    Belief is a tricky thing. Doyle believed in the Cottingley fairies despite overwhelming proof to the contrary. I would never say that there was not one man or woman in Victorian England who wore black crepe in mourning for Holmes after the publication of "The Final Problem". But let us see one news story, one contemporary diary entry to corroborate Carr. "Only those things the heart believes are true" maybe fine for misty-eyed Sherlockians but Holmes had a different view: "This Agency stands flat-footed upon the ground, and there it must remain. The world is big enough for us. No ghosts need apply."

  3. You should have joined the "can't disprove a negative" club in the comments to the previous post. This time around I'm asking the black mourning band deniers to prove a positive -- their own myth that Adrian Conan Doyle supplied Carr with a lie. Anything else is calling John Dickson Carr a bald-faced liar, which is easy to do since he's not around to say otherwise. I'm not promoting fairies, I'm defending the honor of a fine writer of another era. And "misty-eyed Sherlockians?" I'll stand with them against big ol' jerk Sherlockians any day!

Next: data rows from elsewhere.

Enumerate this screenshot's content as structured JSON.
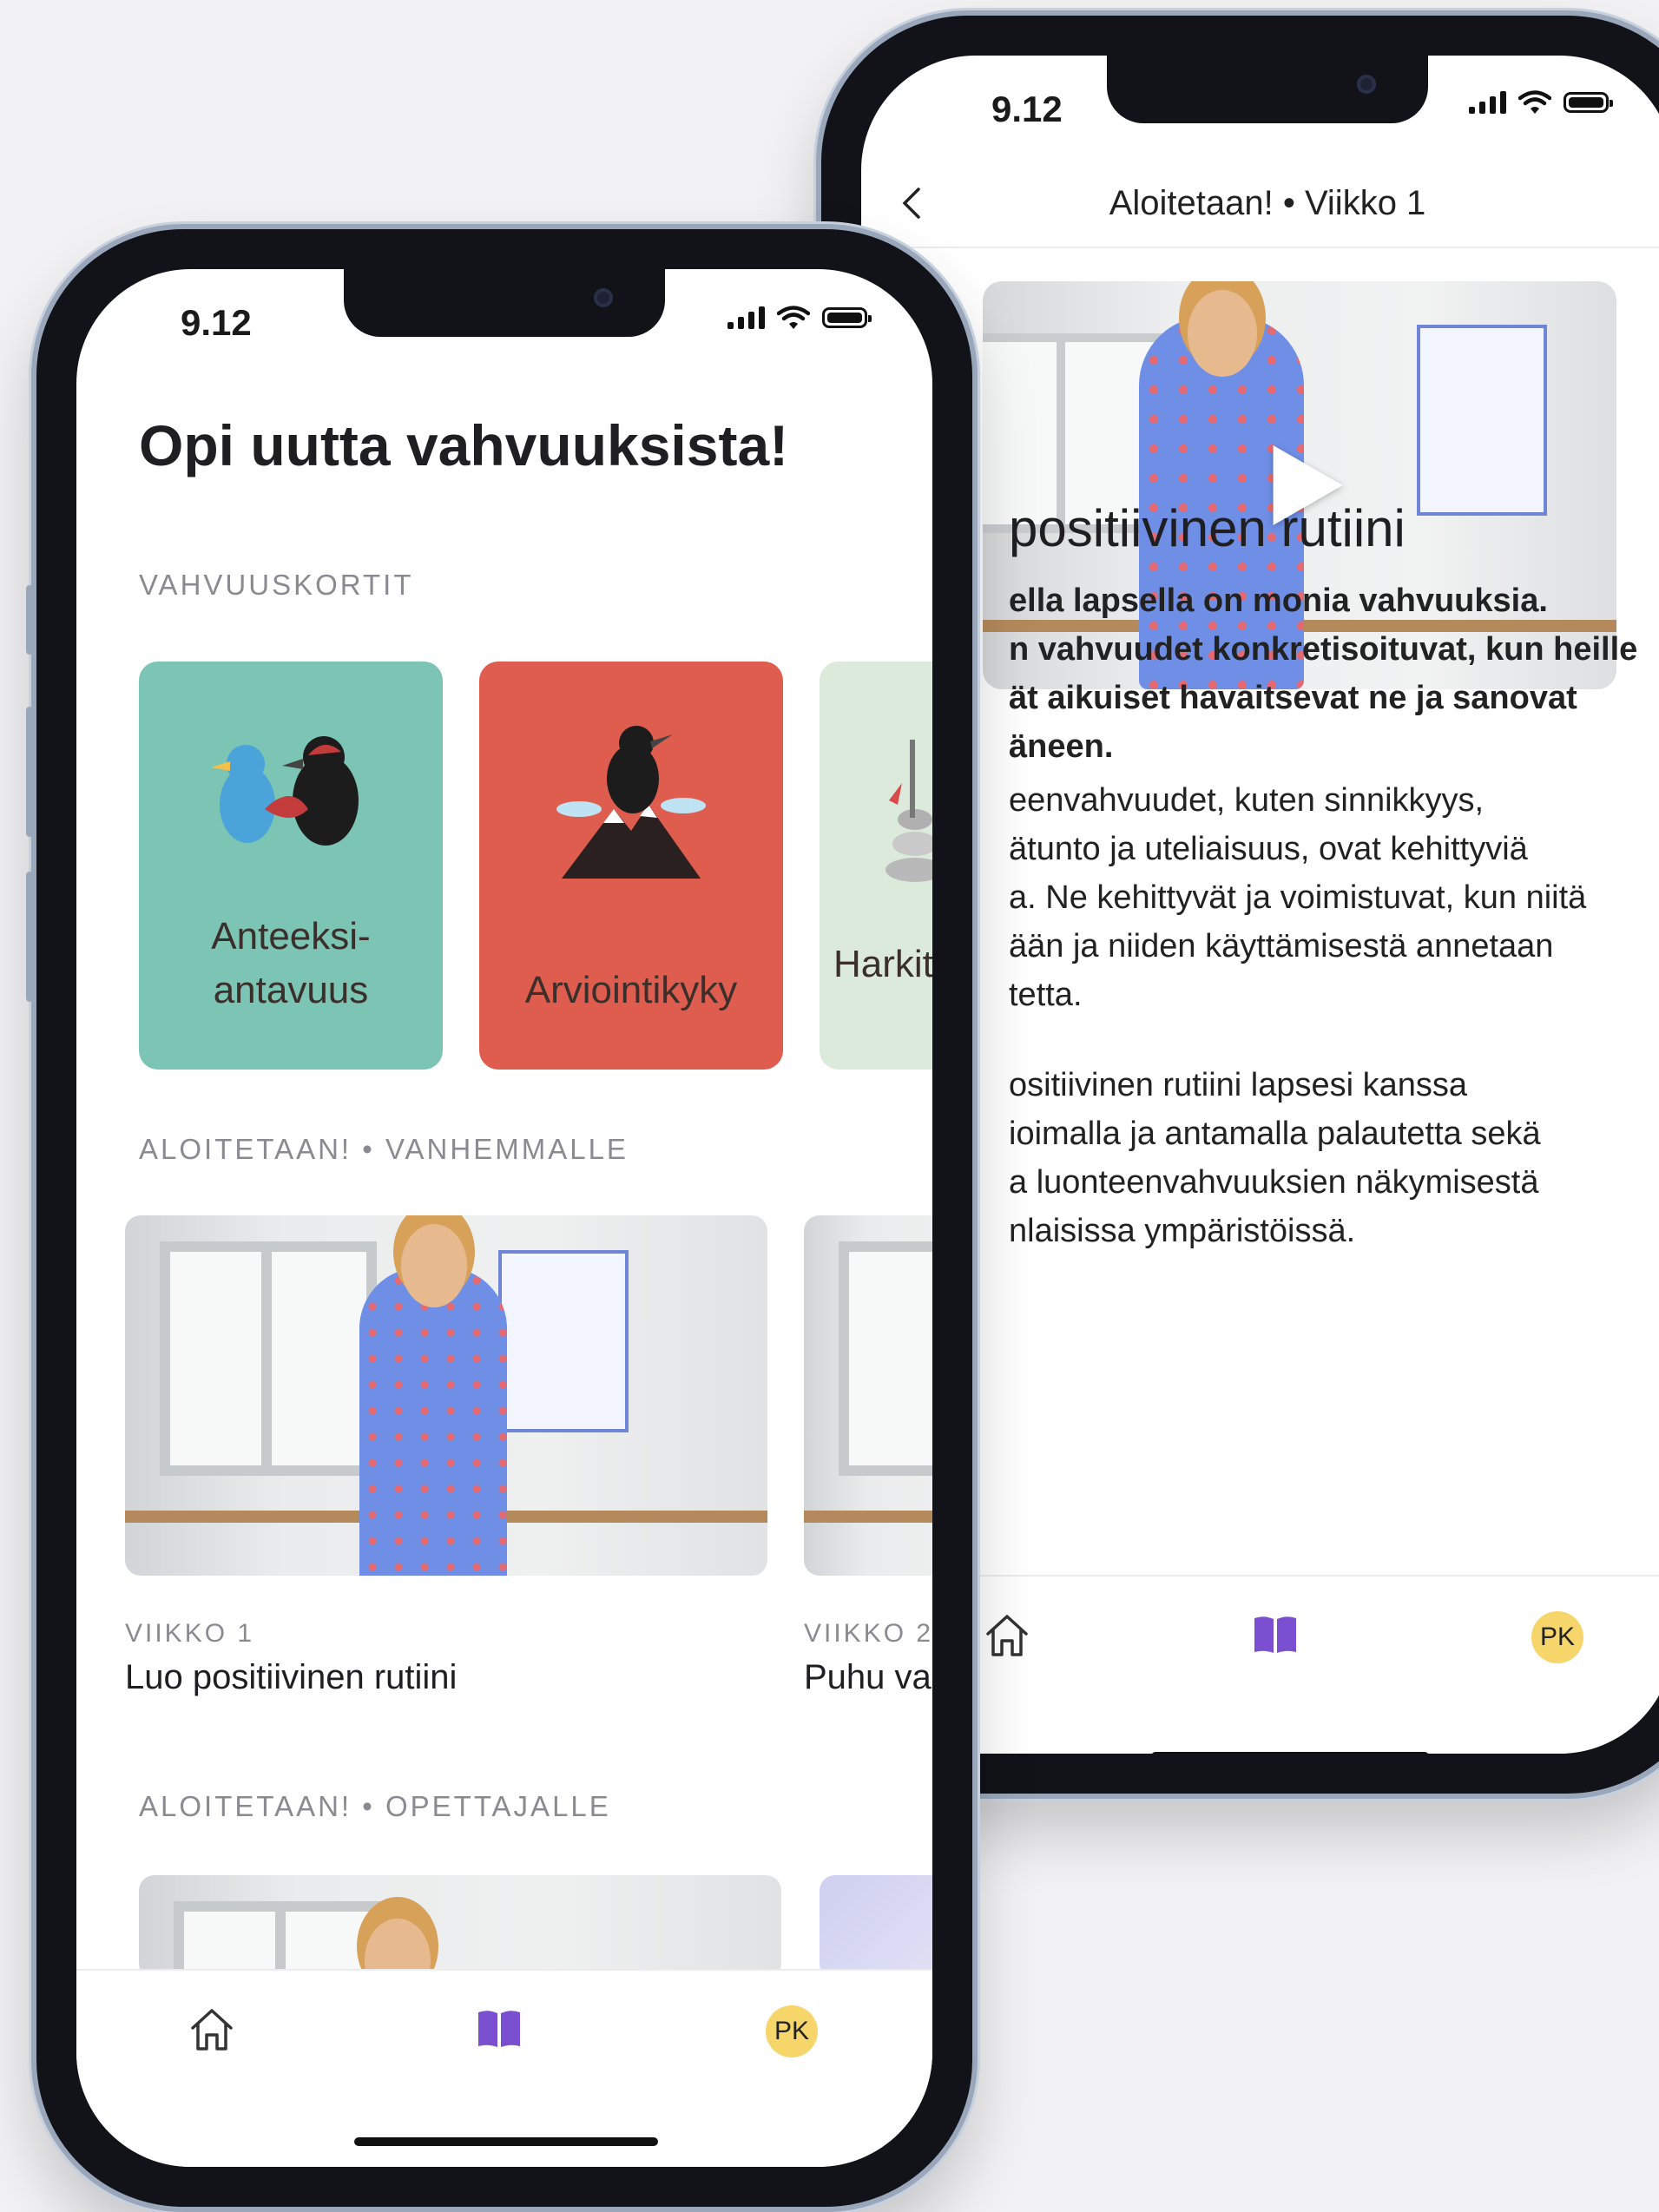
{
  "back_phone": {
    "status_time": "9.12",
    "header_title": "Aloitetaan! • Viikko 1",
    "heading": "positiivinen rutiini",
    "intro_lines": [
      "ella lapsella on monia vahvuuksia.",
      "n vahvuudet konkretisoituvat, kun heille",
      "ät aikuiset havaitsevat ne ja sanovat",
      "äneen."
    ],
    "para2_lines": [
      "eenvahvuudet, kuten sinnikkyys,",
      "ätunto ja uteliaisuus, ovat kehittyviä",
      "a. Ne kehittyvät ja voimistuvat, kun niitä",
      "ään ja niiden käyttämisestä annetaan",
      "tetta."
    ],
    "para3_lines": [
      "ositiivinen rutiini lapsesi kanssa",
      "ioimalla ja antamalla palautetta sekä",
      "a luonteenvahvuuksien näkymisestä",
      "nlaisissa ympäristöissä."
    ],
    "tabbar": {
      "home": "home-icon",
      "library": "book-icon",
      "avatar": "PK"
    }
  },
  "front_phone": {
    "status_time": "9.12",
    "title": "Opi uutta vahvuuksista!",
    "section_cards": "VAHVUUSKORTIT",
    "cards": [
      {
        "label": "Anteeksi-\nantavuus",
        "color": "#7cc4b4"
      },
      {
        "label": "Arviointikyky",
        "color": "#de5d4f"
      },
      {
        "label": "Harkitse",
        "color": "#dbeadb"
      }
    ],
    "section_parents": "ALOITETAAN! • VANHEMMALLE",
    "videos": [
      {
        "week": "VIIKKO 1",
        "title": "Luo positiivinen rutiini"
      },
      {
        "week": "VIIKKO 2",
        "title": "Puhu vahvu"
      }
    ],
    "section_teachers": "ALOITETAAN! • OPETTAJALLE",
    "tabbar": {
      "home": "home-icon",
      "library": "book-icon",
      "avatar": "PK"
    }
  },
  "colors": {
    "accent": "#7a4fd0",
    "avatar_bg": "#f6d66b"
  }
}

    1. I read this post first and "Standing with the black crepe mourning band" second and I frankly didn't read the comment section for it, so apologizes for that. Adrian had a bad reputation among Sherlockians of a certain era. Carr's biography presents a delightful anecdote, accepted for many years as fact but called in to question by subsequent scholars who cannot find independent verification. The theory that Adrian is responsible for the armband story as a way to increase his father's stature, especially in light of Hesketh Pearson's biography, is a reasonable one. It is also reasonable to believe that Carr had access to information that verifies the armband story. It is just as reasonable for Peter Calamai to ask fellow Sherlockians to help him find that verification. As I don't have Phil Bergem and Peter Calamai's writings in front of me, I cannot state for certain that they raised these issues in a way offensive or insulting to Carr, but my memory of them is that they did not.

      Your defense of Carr's reputation is noble and not misplaced. But his reputation is not a house of cards that will come tumbling down if it turns out the armband story is an embellishment. Watson was known "occasionally to embellish", according to Holmes, and his stature seems secure.

      Your Benjamin is safe in your wallet, or under the mattress, as I doubt a smoking gun is forthcoming to prove "Adrian Conan Doyle supplied Carr with a lie".